Finally, it is intruiging to speculate on the effects and potential observability of a collapsing cloud. The evolution of a gas parcel in a protostellar envelope passing from a low temperature/density to a high temperature/density through infall has been studied by CHT96, and Rodgers & Charnley (2003) among others. In the outer regions, cool ion-molecule chemistry dominates. As the gas heats while infalling, each adsorbed species passes through a sublimation front. In the interior warm neutral chemistry can take place, for example the conversion of gas-phase oxygen to H2O (e.g., CHT96; Charnley 1997), and the production of significant complex cyanogens and hydrocarbons (e.g., Rodgers & Charnley 2001; Doty et al. 2002). In free-fall collapse of low-mass YSOs, the dynamical timescale in the warm interior is less than the chemical timescale, leading to inner core abundances that mirror those in the cool exterior. The observations of a wide variety of complex daughter species observed in these warm interiors (e.g. Cazaux et al. 2003) can only be understood if the collapse/infall is "slowed'' to timescales over at least 104 years (Rodgers & Charnley 2003) - a scenario more in-line with our adopted static case. Since the chemistry encodes the temperature/density temporal evolution of the gas, small-scale spatial variations in abundances should, in principle, be able to distinguish between various dynamical scenarios such as static, Shu (1977) collapse, Larson-Penston (Larson 1969; Penston 1969) infall, etc. This will, however, require a next generation of modeling that includes detailed dynamics, thermal balance, chemistry, and radiative transfer, as well as high spatial and spectral resolution observations with instruments such as Herschel, ALMA, CARMA, and SOFIA to probe multiple lines at 100 AU resolution.
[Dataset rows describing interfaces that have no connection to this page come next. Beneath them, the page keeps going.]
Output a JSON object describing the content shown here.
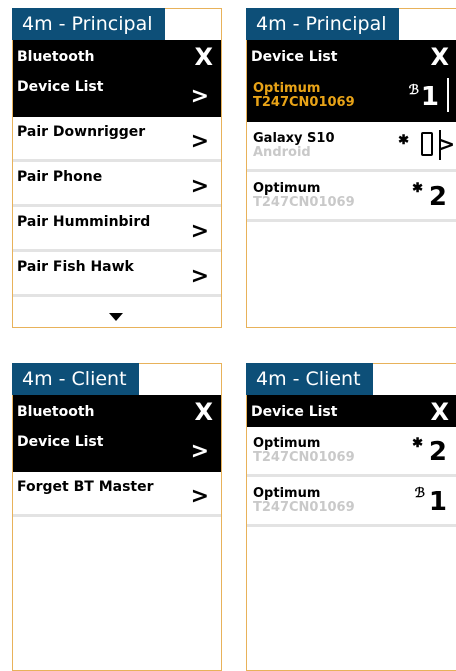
{
  "panels": {
    "tl": {
      "tag": "4m - Principal",
      "header_title": "Bluetooth",
      "close": "X",
      "items": [
        {
          "label": "Device List",
          "chevron": ">"
        },
        {
          "label": "Pair Downrigger",
          "chevron": ">"
        },
        {
          "label": "Pair Phone",
          "chevron": ">"
        },
        {
          "label": "Pair Humminbird",
          "chevron": ">"
        },
        {
          "label": "Pair Fish Hawk",
          "chevron": ">"
        }
      ]
    },
    "tr": {
      "tag": "4m - Principal",
      "header_title": "Device List",
      "close": "X",
      "devices": [
        {
          "name": "Optimum",
          "serial": "T247CN01069",
          "number": "1",
          "status_glyph": "ℬ"
        },
        {
          "name": "Galaxy S10",
          "serial": "Android",
          "status_glyph": "✱",
          "chevron": ">"
        },
        {
          "name": "Optimum",
          "serial": "T247CN01069",
          "number": "2",
          "status_glyph": "✱"
        }
      ]
    },
    "bl": {
      "tag": "4m - Client",
      "header_title": "Bluetooth",
      "close": "X",
      "items": [
        {
          "label": "Device List",
          "chevron": ">"
        },
        {
          "label": "Forget BT Master",
          "chevron": ">"
        }
      ]
    },
    "br": {
      "tag": "4m - Client",
      "header_title": "Device List",
      "close": "X",
      "devices": [
        {
          "name": "Optimum",
          "serial": "T247CN01069",
          "number": "2",
          "status_glyph": "✱"
        },
        {
          "name": "Optimum",
          "serial": "T247CN01069",
          "number": "1",
          "status_glyph": "ℬ"
        }
      ]
    }
  },
  "colors": {
    "tag_bg": "#0d4f78",
    "border": "#e8b25a",
    "highlight_text": "#e8a317",
    "serial_gray": "#c9c9c9"
  },
  "icons": {
    "scroll": "triangle-down",
    "bluetooth": "bluetooth-icon",
    "phone": "phone-icon"
  }
}
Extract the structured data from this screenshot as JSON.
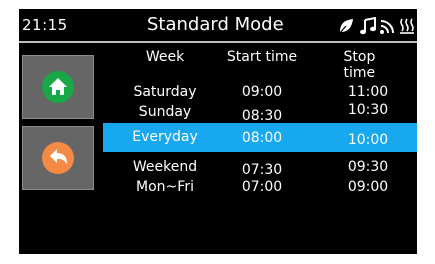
{
  "status_bar": {
    "time": "21:15",
    "title": "Standard Mode",
    "icons": [
      "leaf-icon",
      "music-note-icon",
      "wifi-icon",
      "heater-icon"
    ]
  },
  "side_buttons": [
    {
      "name": "home-button",
      "icon": "home-icon",
      "color": "#18a848"
    },
    {
      "name": "back-button",
      "icon": "back-arrow-icon",
      "color": "#f58a45"
    }
  ],
  "table": {
    "headers": [
      "Week",
      "Start time",
      "Stop time"
    ],
    "rows": [
      {
        "week": "Saturday",
        "start": "09:00",
        "stop": "11:00"
      },
      {
        "week": "Sunday",
        "start": "08:30",
        "stop": "10:30"
      },
      {
        "week": "Everyday",
        "start": "08:00",
        "stop": "10:00",
        "selected": true
      },
      {
        "week": "Weekend",
        "start": "07:30",
        "stop": "09:30"
      },
      {
        "week": "Mon~Fri",
        "start": "07:00",
        "stop": "09:00"
      }
    ]
  },
  "colors": {
    "background": "#000000",
    "highlight": "#18a8f0",
    "text": "#ffffff",
    "button_bg": "#666666"
  }
}
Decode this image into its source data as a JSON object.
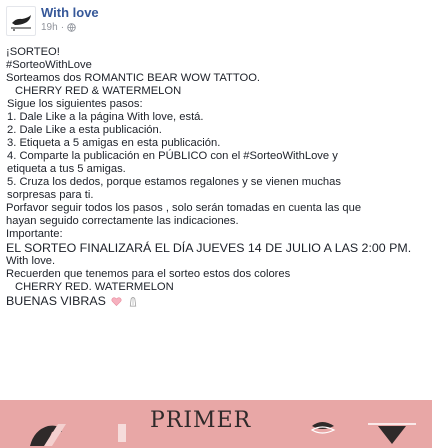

The authors are grateful to Jes Jørgensen and Helen Fraser for fruitful discussions. We thank the referee for comments which improved the manuscript. This work was partially supported under grants from The Research Corporation (SDD), and the Netherlands Organisation for Scientific Research (NWO) through grant 614.041.004. F.L.S. further acknowledges financial support from the Swedish Reseach Council. Astrochemistry at Leiden is supported through an NWO Spinoza award.